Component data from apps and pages
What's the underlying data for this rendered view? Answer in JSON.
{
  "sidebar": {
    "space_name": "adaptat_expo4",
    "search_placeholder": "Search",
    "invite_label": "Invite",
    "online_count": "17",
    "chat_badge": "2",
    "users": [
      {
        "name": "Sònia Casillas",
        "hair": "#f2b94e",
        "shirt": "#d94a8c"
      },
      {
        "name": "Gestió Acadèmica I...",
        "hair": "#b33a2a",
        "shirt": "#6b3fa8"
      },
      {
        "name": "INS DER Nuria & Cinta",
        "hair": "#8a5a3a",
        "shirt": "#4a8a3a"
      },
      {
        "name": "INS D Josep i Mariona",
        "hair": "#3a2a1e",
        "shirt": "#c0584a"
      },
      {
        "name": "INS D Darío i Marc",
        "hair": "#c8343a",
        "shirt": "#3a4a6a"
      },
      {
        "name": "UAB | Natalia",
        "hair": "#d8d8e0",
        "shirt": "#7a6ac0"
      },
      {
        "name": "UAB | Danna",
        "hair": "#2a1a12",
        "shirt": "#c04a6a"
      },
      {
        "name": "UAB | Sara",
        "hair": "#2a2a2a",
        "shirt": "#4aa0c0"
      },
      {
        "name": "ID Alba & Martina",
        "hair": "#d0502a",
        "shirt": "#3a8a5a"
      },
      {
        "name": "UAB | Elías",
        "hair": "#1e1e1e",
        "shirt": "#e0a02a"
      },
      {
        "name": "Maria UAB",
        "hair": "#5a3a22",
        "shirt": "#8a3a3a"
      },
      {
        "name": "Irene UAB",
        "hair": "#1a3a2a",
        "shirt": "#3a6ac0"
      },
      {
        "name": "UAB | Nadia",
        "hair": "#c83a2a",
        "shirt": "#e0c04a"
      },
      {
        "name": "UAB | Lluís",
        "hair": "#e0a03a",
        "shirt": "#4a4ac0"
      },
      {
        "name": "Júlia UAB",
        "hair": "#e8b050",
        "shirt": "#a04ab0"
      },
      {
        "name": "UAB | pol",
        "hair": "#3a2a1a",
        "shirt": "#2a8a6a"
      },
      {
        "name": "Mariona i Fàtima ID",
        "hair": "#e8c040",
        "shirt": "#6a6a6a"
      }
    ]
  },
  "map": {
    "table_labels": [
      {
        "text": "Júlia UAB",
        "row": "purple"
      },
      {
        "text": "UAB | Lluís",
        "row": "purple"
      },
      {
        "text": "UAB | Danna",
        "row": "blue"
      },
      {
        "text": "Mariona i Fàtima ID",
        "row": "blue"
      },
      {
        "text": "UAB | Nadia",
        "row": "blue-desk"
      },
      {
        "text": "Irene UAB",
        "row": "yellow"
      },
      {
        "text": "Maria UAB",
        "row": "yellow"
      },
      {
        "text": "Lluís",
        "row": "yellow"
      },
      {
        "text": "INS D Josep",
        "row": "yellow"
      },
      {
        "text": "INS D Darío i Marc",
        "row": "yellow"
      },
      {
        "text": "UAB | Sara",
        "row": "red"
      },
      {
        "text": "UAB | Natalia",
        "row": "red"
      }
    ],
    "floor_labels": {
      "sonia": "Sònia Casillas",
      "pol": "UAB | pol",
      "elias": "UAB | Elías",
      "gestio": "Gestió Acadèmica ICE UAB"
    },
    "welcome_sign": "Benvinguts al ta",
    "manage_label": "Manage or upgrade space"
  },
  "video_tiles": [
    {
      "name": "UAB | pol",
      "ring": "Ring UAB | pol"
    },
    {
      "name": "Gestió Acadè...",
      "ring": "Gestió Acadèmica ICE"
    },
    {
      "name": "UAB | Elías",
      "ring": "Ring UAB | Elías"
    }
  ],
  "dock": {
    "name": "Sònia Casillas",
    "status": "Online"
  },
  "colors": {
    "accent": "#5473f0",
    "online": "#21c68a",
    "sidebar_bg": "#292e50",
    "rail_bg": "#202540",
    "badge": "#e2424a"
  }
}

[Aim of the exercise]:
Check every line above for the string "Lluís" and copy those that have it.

[Result of the task]:
        "name": "UAB | Lluís",
        "text": "UAB | Lluís",
        "text": "Lluís",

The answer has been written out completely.